Regenerating the Intervertebral Disc: Developing Effective Therapies in a Nutrient Limited Environment

Date: Thursday, May 10th
Presenter: Prof. Morgan Giers, Bioengineering, Oregon State University

Abstract


The intervertebral disc (IVD) is the largest avascular structure in the human body, so changes in disc structure and subsequent small changes in nutrient supply can threaten the survival of endogenous IVD cells as well as transplanted cells. As the cells die, the ability of the disc to remodel its extracellular matrix (ECM) declines and the disc degenerates. One of the major barriers to IVD regeneration strategies is creating an environment conducive to cell survival in a low-transport structure.
In this seminar I will show a multi-tiered approach to developing treatments for the intervertebral disc based on the stage of disc degeneration. Each approach studies potential molecular and biomechanical targets for IVD regeneration in the context of the nutrient deprived human IVD.

Bio:
Morgan Giers is currently an Assistant Professor of Bioengineering at Oregon State University.
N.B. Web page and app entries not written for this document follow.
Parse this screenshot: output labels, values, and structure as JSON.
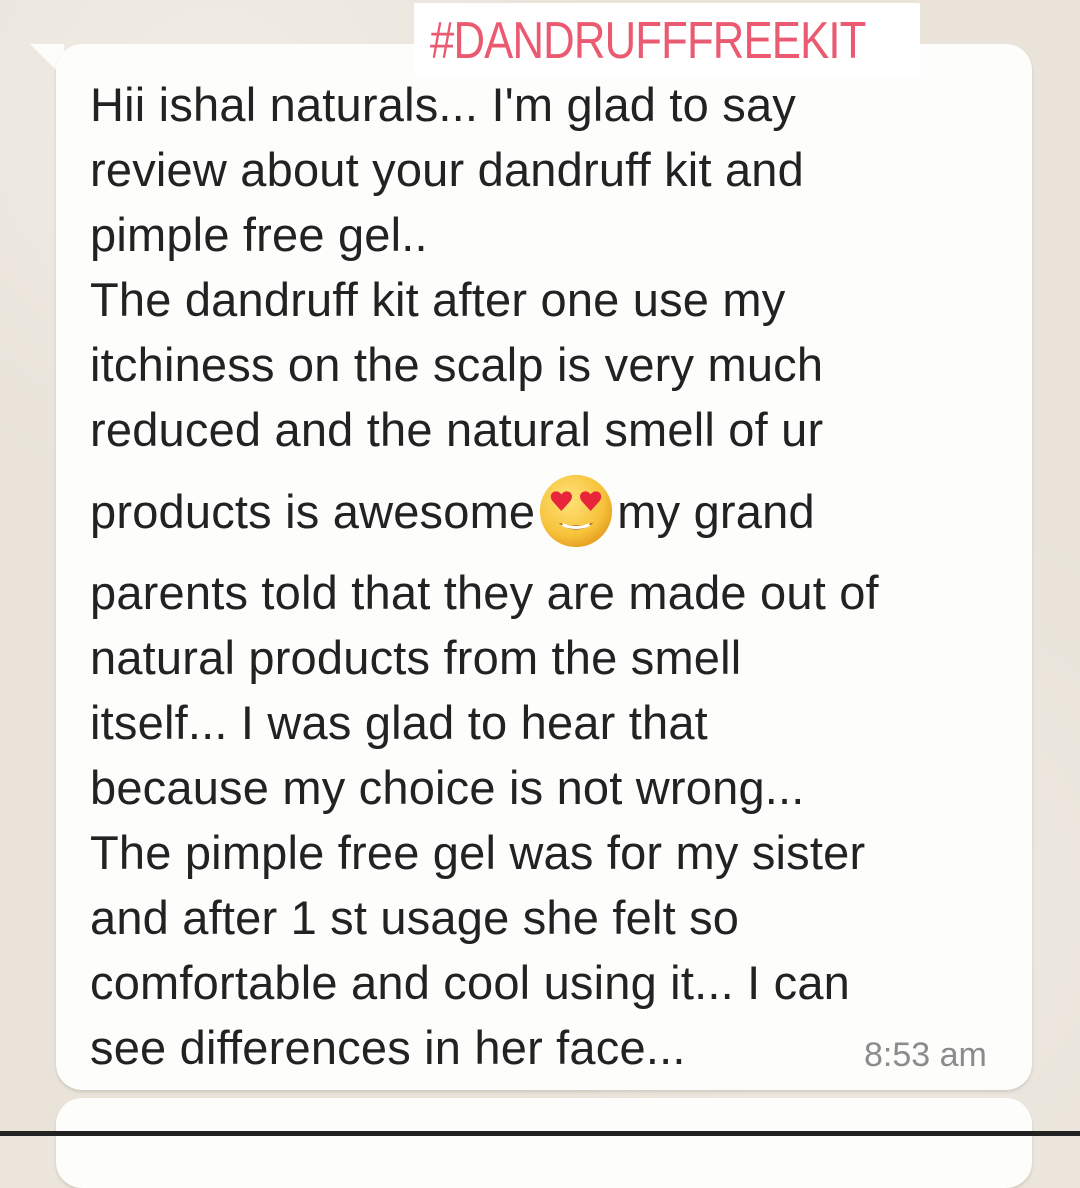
{
  "overlay": {
    "hashtag": "#DANDRUFFFREEKIT"
  },
  "message": {
    "lines": [
      "Hii ishal naturals... I'm glad to say",
      "review about your dandruff kit and",
      "pimple free gel..",
      "The dandruff kit after one use my",
      "itchiness on the scalp is very much",
      "reduced and the natural smell of ur"
    ],
    "line_emoji_before": "products is awesome",
    "emoji_name": "heart-eyes-emoji",
    "line_emoji_after": "my grand",
    "lines_after": [
      "parents told that they are made out of",
      "natural products from the smell",
      "itself... I was glad to hear that",
      "because my choice is not wrong...",
      "The pimple free gel was for my sister",
      "and after 1 st usage she felt so",
      "comfortable and cool using it... I can",
      "see differences in her face..."
    ],
    "time": "8:53 am"
  },
  "colors": {
    "hashtag": "#ea5a70",
    "bubble": "#fdfdfc",
    "wallpaper": "#e9e3d9",
    "text": "#222222",
    "time": "#8b8b8b"
  }
}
She received her B.S. in Chemical Engineering from Missouri University of Science and Technology (formerly University of Missouri-Rolla) in 2010 and a Ph.D. in Biomedical Engineering from Arizona State University in 2013. She then started a postdoctoral fellowship at Barrow Neurological Institute at St. Joseph's Hospital and Medical Center. Dr. Giers is the recipient of an IRA A. Fulton Schools of Engineering Dean's Fellowship, the Achievement Rewards for College Scientists Award, and the Jeannette Wilkins Award for Best Basic Science Paper at the Musculoskeletal Infection Society Annual Meeting. Dr. Giers has also authored grants awarded a Russian Science Foundation Research Grant, a Barrow Neurological Foundation Grant, and private donations for her team’s work. Her interdisciplinary work in drug delivery, transport phenomena, orthopedic surgery, and MRI imaging has been presented at over two dozen scientific meetings and in over a dozen peer reviewed journal articles. Recently her work has taken her as a visiting scholar to the Irkutsk Scientific Center of Surgery and Traumatology in Russia, the University of California San Francisco, and the University of Manchester in England.